(Dataset rows for apps and sites)
-- -- --

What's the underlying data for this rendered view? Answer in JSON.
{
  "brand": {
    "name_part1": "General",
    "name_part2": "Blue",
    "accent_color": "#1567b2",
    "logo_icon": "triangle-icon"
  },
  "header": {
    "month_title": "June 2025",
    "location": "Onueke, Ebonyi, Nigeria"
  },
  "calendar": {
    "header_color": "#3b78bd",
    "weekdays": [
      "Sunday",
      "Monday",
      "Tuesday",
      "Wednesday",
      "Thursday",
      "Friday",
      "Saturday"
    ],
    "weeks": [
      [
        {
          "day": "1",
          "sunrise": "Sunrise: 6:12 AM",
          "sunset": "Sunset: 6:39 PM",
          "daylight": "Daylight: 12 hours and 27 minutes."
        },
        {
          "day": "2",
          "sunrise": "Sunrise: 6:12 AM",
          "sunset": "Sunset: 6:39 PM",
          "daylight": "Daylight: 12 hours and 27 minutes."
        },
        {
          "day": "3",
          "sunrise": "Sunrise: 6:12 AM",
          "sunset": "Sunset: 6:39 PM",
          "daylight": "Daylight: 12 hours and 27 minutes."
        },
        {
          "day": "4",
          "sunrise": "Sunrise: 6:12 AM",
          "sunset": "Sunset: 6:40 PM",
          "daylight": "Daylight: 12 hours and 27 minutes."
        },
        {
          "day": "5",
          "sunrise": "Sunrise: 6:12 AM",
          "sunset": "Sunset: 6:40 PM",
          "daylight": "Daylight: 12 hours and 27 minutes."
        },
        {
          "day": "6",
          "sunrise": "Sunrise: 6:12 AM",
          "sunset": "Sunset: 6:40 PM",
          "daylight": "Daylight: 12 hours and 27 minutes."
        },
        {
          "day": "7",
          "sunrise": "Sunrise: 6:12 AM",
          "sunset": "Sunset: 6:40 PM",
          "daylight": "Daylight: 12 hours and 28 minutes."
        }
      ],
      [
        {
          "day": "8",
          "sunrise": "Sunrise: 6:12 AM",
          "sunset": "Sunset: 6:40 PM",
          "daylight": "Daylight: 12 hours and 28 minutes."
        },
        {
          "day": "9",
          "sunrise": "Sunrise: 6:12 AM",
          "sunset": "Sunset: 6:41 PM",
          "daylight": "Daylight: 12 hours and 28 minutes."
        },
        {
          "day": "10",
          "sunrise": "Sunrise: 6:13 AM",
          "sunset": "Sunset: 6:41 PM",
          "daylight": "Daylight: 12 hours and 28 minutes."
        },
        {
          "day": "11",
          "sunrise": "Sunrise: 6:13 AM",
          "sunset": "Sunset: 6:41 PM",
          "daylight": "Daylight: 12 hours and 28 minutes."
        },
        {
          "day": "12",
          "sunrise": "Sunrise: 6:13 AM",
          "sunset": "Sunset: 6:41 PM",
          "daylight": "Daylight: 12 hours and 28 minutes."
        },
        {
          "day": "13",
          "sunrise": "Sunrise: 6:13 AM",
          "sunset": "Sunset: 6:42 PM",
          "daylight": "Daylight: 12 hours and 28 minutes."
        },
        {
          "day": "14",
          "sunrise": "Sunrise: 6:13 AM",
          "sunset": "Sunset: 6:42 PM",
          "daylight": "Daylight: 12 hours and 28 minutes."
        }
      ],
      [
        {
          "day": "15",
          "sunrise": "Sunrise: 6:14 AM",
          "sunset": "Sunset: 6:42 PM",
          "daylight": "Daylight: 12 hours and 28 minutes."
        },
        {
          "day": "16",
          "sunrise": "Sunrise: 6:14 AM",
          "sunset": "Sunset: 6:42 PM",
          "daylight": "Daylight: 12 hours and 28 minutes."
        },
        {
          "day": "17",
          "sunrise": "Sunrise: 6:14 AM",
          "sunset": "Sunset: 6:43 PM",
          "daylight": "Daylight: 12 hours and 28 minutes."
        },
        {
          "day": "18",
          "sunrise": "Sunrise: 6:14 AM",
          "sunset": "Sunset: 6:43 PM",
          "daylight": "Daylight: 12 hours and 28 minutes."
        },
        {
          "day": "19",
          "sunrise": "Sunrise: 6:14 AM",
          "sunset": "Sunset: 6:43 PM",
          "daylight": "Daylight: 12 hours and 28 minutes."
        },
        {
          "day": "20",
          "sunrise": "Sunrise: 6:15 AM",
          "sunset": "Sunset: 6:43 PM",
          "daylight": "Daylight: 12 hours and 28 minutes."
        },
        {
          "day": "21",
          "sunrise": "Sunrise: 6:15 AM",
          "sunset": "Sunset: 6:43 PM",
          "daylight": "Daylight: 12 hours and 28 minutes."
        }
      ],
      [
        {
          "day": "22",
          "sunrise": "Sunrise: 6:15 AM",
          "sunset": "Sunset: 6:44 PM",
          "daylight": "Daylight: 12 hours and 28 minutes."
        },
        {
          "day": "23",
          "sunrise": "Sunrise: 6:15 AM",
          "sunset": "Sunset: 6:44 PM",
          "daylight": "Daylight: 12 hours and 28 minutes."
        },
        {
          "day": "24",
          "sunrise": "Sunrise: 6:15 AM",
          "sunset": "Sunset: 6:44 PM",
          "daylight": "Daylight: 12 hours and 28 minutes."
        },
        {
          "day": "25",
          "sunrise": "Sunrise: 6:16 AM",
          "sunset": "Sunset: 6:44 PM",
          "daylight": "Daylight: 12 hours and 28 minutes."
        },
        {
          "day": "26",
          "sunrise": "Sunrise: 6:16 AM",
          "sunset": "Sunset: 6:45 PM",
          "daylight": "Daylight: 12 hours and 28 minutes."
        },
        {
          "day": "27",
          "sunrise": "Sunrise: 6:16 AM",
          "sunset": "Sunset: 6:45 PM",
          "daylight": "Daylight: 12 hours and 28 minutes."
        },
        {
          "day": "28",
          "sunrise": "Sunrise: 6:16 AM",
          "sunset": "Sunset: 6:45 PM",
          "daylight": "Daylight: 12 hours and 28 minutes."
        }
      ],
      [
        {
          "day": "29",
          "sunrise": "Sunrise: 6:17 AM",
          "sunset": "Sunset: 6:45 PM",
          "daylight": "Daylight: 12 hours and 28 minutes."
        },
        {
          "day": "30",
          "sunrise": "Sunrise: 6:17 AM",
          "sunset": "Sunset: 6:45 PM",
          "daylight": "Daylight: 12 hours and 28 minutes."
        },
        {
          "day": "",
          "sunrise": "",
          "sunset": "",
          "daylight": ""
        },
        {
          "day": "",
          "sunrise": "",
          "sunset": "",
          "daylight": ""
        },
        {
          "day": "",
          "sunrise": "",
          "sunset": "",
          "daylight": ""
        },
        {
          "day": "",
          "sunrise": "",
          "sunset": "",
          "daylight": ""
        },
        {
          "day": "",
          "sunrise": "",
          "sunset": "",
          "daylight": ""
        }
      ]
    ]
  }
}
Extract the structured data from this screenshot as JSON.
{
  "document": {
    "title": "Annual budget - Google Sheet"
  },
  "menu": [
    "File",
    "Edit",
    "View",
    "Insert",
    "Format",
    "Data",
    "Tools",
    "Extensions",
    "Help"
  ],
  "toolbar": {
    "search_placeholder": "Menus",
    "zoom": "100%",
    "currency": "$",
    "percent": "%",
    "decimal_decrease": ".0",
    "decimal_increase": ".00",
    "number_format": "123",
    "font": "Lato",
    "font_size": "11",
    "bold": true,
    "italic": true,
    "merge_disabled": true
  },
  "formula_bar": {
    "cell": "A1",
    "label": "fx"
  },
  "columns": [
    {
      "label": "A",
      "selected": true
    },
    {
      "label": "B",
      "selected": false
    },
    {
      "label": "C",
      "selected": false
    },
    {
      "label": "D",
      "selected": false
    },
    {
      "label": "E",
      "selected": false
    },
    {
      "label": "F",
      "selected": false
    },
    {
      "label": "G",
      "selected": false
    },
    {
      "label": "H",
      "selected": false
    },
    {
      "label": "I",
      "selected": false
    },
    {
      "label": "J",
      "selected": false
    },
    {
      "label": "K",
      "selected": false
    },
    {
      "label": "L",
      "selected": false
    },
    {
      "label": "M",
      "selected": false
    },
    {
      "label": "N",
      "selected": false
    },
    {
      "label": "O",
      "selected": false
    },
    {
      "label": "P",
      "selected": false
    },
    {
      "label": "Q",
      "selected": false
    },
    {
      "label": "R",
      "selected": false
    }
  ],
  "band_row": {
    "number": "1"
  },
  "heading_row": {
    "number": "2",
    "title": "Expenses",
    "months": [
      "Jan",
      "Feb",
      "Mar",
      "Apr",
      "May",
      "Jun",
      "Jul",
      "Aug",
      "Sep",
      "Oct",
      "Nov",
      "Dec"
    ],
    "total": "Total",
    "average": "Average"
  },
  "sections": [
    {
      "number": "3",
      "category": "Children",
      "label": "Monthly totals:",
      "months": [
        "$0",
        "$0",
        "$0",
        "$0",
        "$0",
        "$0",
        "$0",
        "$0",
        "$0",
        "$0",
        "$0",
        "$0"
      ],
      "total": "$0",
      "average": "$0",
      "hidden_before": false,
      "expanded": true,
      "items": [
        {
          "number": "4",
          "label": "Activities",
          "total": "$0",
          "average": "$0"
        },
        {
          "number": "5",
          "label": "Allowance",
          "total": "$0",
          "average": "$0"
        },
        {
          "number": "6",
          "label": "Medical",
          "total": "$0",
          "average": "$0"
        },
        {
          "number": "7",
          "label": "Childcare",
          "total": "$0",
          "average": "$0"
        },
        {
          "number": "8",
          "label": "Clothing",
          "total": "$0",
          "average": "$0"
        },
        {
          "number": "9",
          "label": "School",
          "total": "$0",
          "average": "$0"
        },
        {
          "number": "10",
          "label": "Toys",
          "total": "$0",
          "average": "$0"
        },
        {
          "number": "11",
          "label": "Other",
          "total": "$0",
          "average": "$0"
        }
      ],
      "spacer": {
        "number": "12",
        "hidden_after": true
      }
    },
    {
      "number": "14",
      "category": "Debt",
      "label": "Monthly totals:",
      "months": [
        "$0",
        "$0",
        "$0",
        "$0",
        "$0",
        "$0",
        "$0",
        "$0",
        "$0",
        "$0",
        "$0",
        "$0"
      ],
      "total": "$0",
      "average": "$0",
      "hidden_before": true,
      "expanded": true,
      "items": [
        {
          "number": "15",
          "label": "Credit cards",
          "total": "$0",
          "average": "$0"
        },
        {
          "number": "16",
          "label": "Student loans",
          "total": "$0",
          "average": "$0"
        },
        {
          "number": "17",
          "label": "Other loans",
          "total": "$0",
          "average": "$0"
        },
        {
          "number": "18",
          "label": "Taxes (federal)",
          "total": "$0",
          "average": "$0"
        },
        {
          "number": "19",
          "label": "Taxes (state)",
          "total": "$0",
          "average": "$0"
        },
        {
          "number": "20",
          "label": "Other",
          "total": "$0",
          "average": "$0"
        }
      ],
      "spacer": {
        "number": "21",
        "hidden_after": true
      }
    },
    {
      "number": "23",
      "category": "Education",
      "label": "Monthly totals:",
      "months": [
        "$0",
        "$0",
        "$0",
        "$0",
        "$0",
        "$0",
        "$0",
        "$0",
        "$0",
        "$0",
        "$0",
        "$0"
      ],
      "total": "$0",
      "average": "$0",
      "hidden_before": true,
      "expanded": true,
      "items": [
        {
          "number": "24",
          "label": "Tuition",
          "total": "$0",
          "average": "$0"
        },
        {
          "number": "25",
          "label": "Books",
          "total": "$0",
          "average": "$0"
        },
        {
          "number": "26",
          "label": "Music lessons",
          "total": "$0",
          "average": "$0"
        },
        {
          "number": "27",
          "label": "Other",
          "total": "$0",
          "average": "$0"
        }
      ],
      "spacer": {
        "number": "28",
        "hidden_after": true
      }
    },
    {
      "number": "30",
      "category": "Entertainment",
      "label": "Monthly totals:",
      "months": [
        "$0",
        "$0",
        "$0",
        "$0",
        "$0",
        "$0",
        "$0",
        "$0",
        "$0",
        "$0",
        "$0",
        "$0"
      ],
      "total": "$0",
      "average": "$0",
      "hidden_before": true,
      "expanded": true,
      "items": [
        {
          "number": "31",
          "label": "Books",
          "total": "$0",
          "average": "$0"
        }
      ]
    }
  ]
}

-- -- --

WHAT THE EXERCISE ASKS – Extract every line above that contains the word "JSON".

ANSWER TO THIS PROBLEM –
What's the underlying data for this rendered view? Answer in JSON.
Extract the structured data from this screenshot as JSON.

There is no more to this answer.